If MLS pre-announcing that they only had one expansion team left was supposed to work up a frenzy of cities bidding to land that slot, man, is it ever working. The latest is San Antonio, where the minor-league Scorpions appear to have convinced the city council to kick in toward expanding their stadium from 9,000 to 19,000 seats in order to be MLS-ready. From the Scorpions’ press release:

The cost to expand Toyota Field is estimated at $38-45 million.  Designed by Pro Sports Developments (PSD) of San Antonio, the expansion envisions the addition of 10,000 seats to the existing 8,000, with 9,000 of the new seats on a new upper tier that would create a bowl-like configuration around the playing field…

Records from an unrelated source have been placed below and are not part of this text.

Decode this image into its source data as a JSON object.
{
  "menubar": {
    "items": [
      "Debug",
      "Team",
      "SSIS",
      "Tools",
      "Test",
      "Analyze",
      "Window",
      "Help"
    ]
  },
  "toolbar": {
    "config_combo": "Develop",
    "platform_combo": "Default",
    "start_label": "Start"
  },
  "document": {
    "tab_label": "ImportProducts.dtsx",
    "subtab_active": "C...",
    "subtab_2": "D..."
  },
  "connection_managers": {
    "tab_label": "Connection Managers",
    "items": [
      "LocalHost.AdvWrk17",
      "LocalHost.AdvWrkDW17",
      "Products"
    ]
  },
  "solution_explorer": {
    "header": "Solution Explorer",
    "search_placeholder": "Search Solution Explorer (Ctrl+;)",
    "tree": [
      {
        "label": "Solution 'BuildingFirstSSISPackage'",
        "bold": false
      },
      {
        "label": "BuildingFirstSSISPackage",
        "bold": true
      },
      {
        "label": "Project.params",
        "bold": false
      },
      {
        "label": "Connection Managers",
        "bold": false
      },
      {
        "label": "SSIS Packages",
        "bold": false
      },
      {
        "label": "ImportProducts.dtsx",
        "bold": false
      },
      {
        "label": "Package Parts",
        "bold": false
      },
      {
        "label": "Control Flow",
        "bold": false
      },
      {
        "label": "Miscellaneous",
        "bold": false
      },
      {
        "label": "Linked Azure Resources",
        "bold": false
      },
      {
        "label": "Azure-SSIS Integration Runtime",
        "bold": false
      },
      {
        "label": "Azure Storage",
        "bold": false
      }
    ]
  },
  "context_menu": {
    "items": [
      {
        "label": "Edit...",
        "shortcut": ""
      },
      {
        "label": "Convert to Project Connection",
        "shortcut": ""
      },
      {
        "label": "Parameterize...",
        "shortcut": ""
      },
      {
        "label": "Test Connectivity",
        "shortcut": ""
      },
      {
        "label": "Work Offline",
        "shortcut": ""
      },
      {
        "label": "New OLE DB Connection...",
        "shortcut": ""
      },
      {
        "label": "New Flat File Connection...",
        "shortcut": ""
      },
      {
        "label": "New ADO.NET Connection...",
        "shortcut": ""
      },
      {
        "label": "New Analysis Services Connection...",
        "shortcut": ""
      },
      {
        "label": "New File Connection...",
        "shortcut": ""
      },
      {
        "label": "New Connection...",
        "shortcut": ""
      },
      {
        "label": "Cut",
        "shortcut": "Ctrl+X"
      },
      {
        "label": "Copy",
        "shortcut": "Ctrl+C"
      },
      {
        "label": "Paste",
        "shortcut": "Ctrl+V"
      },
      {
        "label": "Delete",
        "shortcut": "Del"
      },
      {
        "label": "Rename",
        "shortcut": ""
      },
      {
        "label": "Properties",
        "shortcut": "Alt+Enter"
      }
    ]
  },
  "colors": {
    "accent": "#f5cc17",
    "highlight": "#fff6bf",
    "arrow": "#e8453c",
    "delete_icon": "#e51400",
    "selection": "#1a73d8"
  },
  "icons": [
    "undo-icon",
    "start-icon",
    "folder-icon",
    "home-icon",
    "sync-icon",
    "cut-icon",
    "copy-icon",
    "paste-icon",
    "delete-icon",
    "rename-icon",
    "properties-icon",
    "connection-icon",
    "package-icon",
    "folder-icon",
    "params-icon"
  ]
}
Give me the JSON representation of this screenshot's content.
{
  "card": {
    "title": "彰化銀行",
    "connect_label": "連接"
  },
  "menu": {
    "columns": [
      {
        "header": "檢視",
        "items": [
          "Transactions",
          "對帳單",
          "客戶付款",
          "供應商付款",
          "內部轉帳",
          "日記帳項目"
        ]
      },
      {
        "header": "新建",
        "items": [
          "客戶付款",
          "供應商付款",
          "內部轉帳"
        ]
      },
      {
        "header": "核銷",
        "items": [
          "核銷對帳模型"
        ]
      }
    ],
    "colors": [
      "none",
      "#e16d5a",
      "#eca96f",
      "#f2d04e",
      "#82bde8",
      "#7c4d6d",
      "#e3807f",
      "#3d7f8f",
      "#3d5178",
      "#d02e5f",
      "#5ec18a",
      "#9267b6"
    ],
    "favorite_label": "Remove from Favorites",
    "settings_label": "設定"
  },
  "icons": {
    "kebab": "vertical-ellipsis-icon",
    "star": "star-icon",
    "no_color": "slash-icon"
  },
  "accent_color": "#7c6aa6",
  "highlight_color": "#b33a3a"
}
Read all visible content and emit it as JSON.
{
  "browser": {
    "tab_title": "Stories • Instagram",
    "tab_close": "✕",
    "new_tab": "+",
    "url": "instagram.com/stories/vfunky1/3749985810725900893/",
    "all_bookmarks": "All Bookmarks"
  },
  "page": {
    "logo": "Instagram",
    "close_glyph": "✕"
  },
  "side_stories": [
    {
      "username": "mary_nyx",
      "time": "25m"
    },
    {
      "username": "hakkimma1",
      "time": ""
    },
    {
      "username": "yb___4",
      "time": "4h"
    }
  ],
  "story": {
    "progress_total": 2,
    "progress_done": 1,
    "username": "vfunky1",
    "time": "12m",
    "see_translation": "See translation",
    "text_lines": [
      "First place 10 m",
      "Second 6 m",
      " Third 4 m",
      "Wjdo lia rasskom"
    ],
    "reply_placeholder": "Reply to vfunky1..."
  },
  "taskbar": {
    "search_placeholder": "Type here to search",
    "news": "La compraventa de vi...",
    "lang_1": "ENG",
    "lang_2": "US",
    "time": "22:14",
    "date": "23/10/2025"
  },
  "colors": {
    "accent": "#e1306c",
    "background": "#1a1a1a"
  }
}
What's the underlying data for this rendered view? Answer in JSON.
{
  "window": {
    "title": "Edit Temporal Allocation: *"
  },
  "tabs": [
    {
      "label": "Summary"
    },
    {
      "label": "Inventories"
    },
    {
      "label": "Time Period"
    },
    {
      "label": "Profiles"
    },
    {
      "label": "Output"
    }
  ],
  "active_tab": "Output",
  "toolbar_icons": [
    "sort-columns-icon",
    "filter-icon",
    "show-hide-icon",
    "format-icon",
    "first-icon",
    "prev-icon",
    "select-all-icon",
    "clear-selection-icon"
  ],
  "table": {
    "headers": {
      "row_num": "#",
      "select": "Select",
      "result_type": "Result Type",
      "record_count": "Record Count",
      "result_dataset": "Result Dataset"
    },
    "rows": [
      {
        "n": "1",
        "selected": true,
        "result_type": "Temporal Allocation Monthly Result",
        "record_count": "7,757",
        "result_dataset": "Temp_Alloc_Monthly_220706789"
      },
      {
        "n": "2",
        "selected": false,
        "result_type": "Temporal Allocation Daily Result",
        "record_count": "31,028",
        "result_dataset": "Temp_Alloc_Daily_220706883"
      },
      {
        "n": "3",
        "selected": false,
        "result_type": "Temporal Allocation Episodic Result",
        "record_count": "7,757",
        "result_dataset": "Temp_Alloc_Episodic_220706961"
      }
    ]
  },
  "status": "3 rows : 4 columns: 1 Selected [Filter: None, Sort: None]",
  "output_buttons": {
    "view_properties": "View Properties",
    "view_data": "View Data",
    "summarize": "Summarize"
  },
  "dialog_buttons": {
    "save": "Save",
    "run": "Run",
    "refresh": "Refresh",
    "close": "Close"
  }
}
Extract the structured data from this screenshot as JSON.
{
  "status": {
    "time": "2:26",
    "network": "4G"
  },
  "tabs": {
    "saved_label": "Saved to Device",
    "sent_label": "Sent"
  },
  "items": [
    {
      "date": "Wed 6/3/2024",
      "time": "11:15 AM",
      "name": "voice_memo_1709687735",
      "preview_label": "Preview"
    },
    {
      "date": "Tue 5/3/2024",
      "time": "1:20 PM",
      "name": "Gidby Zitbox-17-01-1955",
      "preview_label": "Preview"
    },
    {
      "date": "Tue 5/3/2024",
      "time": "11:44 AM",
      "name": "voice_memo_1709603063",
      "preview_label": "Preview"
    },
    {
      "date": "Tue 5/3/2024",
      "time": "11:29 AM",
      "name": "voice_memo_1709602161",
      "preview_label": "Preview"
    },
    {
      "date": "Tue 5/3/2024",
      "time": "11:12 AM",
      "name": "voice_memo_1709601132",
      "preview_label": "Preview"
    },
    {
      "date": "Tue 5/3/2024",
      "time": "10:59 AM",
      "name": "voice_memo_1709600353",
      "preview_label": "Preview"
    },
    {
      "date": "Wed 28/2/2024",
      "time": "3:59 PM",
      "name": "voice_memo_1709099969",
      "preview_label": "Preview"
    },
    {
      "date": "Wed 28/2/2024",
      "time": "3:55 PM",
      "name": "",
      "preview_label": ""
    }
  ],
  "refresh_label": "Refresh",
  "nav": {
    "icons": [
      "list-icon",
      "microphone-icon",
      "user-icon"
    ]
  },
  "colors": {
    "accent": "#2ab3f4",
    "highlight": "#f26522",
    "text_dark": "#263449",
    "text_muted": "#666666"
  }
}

Eighteen suites accommodating up to 24 fans apiece would be added to the east side of the stadium, bringing the total number of Toyota Field suites to 32.  Plans also call for three new clubs – the East Club with 130 balcony seats on the east suite level, the West Club with 40 observation-terrace seats on the existing west suite level and a Members Club at the southeast corner of the stadium.  Club patrons and suite holders would be allowed to use a new entrance directly across from existing reserved parking.

Other proposed enhancements include concessions, restrooms and merchandise outlets on each stadium level to efficiently meet the level of fan demand at halftime; field lighting for Division 1 network broadcasting; and a team store accessible from inside and outside the stadium.

All that for $45 million seems … ambitious, let’s call it? If they can pull it off, it’s not a huge expense as these things go. But it looks like the Scorpions owners would still be asking San Antonio taxpayers to chip in an unknown amount: Five city councilmembers have pledged to pass a resolution saying they’ll “assist” in luring an MLS team, whatever that’s supposed to mean.

Also unclear is whether the expansion plans would only be approved contingent on San Antonio actually getting an MLS team, which you sure hope would be the case, but you never know. In the meantime: pretty pictures!